Beautiful Invasions, Part II: The Generalized Invasion Curve

Adrienne Domingus
9 min readOct 20, 2022

Read part I here

Reading about scotch broom as I drove away from my wedding was the first time I explicitly remember being able to identify an invasive plant, though I don’t remember wondering what the term meant, so I must have heard it somewhere before. Himalayan blackberry was the next I became intimately familiar with, after buying a few acres and more than a few blackberry patches in the summer of 2020. In King County, the most populous county in Washington state, and the one where Seattle is located, Himalayan blackberries are classified as a class C noxious weed, along with dozens of other species. Noxious weeds are

non-native plants that, once established, are highly destructive, competitive and difficult to control. They have economic and ecological impacts and are very difficult to manage once they get established. Some are toxic or a public health threat to humans and animals, others destroy native and beneficial plant communities.
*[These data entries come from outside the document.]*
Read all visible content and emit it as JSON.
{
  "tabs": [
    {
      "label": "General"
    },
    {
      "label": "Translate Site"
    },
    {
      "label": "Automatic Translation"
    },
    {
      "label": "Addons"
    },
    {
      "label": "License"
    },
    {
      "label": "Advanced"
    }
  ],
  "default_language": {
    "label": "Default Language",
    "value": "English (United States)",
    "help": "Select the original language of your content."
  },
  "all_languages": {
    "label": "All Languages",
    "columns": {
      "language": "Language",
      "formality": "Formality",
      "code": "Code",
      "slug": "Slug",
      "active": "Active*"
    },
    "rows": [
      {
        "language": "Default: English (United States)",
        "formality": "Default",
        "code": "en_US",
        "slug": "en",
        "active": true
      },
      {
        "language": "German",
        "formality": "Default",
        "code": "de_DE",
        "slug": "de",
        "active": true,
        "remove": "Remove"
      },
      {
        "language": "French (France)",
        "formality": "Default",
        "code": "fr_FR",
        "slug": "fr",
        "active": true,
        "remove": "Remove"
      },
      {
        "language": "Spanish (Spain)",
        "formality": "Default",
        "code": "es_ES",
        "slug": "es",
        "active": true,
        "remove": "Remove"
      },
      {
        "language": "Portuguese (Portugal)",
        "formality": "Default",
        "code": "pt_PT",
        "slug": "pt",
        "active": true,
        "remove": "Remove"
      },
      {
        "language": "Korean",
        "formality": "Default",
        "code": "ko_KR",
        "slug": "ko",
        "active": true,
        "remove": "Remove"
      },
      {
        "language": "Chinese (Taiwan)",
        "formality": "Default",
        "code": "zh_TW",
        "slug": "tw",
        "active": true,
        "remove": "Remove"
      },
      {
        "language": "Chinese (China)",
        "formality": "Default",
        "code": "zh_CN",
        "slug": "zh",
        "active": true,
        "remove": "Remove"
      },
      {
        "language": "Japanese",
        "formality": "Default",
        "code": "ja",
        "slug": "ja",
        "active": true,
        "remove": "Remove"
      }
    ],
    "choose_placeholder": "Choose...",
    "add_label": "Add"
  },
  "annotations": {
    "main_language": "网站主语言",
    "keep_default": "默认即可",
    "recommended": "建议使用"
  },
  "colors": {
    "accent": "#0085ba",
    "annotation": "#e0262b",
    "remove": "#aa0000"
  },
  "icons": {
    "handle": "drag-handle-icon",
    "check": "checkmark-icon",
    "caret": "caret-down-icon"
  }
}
To be Class C just means that they are so widespread that control is effectively impossible and therefore not required. It’s a surrender, an acknowledgement that humans are not capable of modifying a landscape in any way they see fit after all, at least not without effort or expense beyond what would be gained. Earlier in a plant’s uninvited spread throughout the region, before it becomes Class C and when control or eradication is still possible, attempts must be made. The county says so, but either can’t or doesn’t do much to enforce this. Private landowners are responsible on their own land for removing these invaders that haven’t yet completed their invasion, and counties, cities, and nonprofit organizations will often do so on public lands, bringing their own work crews or rounding up volunteers to participate. Where I live, while we aren’t required to pull blackberries, we must still remove knapweed, milk thistle, gorse. There are others — pages and pages of others.

Not so once a plant is Class C — recommendations about when to control these typically revolve around the impact the offending plant is having on the function of the land, or any economic impact. Said another way: remove it if there’s a tangible cost to not doing so, otherwise don’t bother trying. That economic impacts are so regularly cited…